Ancient stone monuments may have been used for mysterious night-time ceremonies, archaeologists believe, after finding that some rock carvings only appear in moonlight.
Traditionally Neolithic structures were believed to align with the movements of the Sun, with the huge Wiltshire circle of Stonehenge lining up perfectly with the summer solstice.
But a new investigation of the stone age engraved panel Hendraburnick Quoit in Cornwall by Dr Andy Jones, found nearly 10 times the number of markings when viewed in moonlight or very low sunlight from the south east.
They also discovered that pieces of quartz had been deliberately smashed up around the site which would have glowed in the dark under moonlight, or firelight, creating a gentle luminescence.
Dr Jones, of the Cornwall Archaeological Unit said: “I think the new marks show that this site was used at night and it is likely that other megalithic sites were as well.
“We were aware there were some cup and ring marks on the rocks but we were there on a sunny afternoon and noticed it was casting shadows on others which nobody had seen before.
“When we went out to some imaging at night, when the camera flashed we suddenly saw more and more art, which suggested that it was meant to be seen at night and in the moonlight.
“Then when you think about the quartz smashed around, which would have caused flashes and luminescence, suddenly you see that these images would have emerged out of the dark.
“Stonehenge does have markings, and I think that many more would be found at sites across the country if people were to look at them in different light.”
Hendraburnick Quoit is a large propped ‘axe-shaped’ stone that was set upon a low platform of slates on Hendraburnick Down, near Davidstow.
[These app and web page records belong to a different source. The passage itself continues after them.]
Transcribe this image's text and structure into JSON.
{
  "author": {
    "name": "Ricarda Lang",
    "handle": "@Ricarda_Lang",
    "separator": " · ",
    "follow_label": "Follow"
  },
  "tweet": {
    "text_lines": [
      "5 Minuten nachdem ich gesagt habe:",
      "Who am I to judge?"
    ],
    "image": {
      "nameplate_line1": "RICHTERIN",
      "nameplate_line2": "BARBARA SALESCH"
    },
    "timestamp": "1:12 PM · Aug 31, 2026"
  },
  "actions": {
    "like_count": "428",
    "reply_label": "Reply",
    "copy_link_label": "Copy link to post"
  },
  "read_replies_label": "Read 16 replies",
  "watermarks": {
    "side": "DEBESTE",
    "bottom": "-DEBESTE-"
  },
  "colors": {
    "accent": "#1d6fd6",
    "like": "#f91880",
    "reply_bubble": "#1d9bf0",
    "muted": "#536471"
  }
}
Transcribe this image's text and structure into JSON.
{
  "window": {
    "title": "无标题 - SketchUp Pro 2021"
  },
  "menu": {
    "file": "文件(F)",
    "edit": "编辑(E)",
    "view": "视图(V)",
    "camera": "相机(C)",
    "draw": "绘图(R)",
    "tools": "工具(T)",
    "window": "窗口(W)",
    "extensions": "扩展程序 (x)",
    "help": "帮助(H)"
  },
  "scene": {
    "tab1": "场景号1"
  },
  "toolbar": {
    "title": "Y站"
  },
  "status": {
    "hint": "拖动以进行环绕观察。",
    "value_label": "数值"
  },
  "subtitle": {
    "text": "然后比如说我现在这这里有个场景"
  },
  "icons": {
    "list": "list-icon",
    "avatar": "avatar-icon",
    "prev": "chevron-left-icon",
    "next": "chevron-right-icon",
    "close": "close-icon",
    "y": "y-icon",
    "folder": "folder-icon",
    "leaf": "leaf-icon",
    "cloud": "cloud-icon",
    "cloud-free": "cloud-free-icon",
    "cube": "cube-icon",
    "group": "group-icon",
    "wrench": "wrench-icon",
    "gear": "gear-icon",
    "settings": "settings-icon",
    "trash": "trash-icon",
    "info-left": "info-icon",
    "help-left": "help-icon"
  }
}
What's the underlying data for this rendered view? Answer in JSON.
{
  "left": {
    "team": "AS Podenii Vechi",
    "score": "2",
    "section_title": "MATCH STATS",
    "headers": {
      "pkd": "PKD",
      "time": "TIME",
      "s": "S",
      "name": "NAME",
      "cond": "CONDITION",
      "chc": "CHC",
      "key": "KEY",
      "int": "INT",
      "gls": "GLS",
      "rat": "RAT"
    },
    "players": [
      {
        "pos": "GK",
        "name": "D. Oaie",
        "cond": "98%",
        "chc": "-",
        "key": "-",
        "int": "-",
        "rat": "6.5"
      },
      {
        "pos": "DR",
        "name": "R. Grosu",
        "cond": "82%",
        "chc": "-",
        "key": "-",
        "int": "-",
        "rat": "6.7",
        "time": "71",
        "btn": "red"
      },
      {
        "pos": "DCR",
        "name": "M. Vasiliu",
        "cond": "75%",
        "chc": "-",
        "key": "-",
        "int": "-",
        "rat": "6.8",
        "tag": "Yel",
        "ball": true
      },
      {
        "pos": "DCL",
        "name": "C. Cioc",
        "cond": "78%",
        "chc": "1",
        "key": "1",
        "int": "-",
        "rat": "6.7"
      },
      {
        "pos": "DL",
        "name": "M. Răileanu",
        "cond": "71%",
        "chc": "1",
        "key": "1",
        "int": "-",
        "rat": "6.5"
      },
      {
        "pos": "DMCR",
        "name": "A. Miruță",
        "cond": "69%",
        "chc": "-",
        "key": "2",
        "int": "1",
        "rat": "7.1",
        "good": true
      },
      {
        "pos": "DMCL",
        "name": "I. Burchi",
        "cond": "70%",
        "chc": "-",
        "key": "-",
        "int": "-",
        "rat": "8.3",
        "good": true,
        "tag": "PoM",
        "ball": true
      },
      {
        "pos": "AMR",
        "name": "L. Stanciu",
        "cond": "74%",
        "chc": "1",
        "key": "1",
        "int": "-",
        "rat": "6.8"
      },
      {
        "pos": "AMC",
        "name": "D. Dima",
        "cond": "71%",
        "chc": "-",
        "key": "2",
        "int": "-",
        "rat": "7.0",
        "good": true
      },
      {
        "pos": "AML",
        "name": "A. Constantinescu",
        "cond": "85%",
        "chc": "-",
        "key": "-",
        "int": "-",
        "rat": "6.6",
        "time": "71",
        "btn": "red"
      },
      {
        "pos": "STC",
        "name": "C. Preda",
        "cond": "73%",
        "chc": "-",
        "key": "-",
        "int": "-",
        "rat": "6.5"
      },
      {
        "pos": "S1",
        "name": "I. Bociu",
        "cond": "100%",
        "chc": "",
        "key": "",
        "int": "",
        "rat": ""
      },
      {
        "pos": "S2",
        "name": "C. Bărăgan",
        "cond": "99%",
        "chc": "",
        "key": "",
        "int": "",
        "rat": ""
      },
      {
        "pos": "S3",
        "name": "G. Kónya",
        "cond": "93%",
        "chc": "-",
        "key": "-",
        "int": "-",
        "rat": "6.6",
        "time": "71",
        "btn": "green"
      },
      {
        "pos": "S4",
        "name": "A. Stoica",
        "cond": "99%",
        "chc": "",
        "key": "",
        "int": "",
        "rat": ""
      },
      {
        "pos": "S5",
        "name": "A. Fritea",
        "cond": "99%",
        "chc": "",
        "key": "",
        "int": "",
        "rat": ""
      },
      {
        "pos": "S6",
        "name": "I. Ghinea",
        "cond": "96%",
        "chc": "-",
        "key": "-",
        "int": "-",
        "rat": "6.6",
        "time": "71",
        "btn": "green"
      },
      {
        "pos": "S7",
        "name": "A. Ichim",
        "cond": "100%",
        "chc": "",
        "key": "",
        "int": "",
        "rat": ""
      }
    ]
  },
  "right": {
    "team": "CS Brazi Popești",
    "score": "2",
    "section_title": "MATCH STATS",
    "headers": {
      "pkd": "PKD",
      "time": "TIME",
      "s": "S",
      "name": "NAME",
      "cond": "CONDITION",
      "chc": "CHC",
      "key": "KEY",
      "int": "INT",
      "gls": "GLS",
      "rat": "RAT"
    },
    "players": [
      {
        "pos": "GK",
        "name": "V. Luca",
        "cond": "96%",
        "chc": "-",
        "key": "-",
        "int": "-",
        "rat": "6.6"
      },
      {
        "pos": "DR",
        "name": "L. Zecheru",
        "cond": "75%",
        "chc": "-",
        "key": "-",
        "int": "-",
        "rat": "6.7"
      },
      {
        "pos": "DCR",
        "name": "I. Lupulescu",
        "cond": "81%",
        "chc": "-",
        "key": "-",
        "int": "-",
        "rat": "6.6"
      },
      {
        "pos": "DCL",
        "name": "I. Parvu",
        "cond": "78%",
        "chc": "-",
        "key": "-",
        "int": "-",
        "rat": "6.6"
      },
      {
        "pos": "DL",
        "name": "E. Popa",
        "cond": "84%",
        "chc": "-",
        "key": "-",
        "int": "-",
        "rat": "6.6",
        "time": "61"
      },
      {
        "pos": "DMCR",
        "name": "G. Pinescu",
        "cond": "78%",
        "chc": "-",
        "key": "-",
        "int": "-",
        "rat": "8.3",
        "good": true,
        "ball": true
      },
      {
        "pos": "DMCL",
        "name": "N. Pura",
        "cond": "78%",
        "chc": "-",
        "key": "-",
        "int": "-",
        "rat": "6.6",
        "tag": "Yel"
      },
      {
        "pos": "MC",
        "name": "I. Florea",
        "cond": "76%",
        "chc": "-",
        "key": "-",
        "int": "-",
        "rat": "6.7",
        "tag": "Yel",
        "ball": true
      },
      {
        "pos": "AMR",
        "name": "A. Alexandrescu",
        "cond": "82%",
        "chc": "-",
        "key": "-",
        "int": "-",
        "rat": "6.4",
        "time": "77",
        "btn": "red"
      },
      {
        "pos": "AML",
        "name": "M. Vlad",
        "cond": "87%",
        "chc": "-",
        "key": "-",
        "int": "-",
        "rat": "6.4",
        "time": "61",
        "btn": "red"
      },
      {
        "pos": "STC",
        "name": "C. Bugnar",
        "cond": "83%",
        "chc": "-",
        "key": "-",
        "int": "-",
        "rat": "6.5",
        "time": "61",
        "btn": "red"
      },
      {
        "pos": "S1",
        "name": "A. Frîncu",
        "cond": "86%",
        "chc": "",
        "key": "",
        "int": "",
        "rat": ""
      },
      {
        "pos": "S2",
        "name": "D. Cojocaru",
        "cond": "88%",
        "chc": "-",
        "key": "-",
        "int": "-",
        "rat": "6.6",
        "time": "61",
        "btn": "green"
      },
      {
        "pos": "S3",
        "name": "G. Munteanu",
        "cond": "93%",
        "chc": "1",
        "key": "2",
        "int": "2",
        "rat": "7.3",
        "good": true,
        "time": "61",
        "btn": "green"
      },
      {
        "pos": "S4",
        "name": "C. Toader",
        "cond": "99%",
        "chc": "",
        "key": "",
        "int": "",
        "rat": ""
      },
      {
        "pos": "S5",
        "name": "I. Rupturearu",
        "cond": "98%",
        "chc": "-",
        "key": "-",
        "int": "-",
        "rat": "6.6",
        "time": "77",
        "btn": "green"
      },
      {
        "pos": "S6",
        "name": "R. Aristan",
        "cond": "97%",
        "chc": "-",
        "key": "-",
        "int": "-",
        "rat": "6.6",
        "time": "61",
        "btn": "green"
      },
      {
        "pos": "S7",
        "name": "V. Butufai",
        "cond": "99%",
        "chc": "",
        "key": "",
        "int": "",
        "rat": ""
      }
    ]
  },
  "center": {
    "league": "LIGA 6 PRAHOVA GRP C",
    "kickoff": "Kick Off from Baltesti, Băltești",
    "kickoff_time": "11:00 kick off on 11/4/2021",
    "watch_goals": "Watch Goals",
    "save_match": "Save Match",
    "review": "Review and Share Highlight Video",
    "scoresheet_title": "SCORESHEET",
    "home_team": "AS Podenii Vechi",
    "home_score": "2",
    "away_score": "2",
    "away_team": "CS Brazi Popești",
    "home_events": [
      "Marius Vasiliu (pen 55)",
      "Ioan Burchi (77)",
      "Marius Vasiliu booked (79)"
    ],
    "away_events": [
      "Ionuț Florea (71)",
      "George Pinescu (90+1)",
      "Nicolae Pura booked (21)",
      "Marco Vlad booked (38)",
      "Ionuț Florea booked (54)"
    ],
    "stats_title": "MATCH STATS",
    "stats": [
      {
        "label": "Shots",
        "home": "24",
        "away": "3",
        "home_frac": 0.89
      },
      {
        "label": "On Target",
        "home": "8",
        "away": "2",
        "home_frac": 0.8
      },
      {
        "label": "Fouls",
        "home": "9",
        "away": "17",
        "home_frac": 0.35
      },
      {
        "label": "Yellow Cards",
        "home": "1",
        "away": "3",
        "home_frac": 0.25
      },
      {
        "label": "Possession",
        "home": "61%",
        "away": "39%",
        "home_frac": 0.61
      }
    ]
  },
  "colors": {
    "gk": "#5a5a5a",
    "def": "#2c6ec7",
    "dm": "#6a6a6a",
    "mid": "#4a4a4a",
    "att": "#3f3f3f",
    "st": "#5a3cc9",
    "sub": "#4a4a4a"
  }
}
Dr Jones believes it was dragged up from the valley below to act as a ritual marker for a sacred site in the Late Neolithic or Early Bronze Age, around 2,500BC.
Previous studies had recorded 13 cup marks on the rocks but Dr Jones and colleague Thomas Goskar found 105 engravings when he started to look under new light, making it the most highly decorated and complex example of rock art in southern England.
Writing in the archaeology journal Time and Mine, and Dr Jones and Mr Goskar conlcude: “As in many cultures where darkness is associated with the supernatural and the heightening of senses , it is possible that some activities at Hendraburnick Quoit may have been undertaken at night.
“Quartz has luminescent properties and reflects both moonlight and firelight
“Given that human eye perceives colour and shade quite differently at night than by daylight and the art would have been visible in moonlit conditions, the smashed quartz at Hendraburnick could have been used as part of night time activity on the site in order to ‘release’ the luminescent properties of the quartz around the monument and ‘reveal’ the art in a particular way.
“After the ritual, the broken pieces, once they had fallen on the ground, could have effectively formed a wider platform or arc which would have continued to glisten around it in the moonlight, and thereby added to the ‘aura’ of the site.”
Smashed up quartz pieces discovered at the Early Bronze Age cairn at Olcote near Calanais, on the Isles of Lewis are thought to be linked with funerary and lunar rites.
The new research was published in the archaeology journal Time and Mind.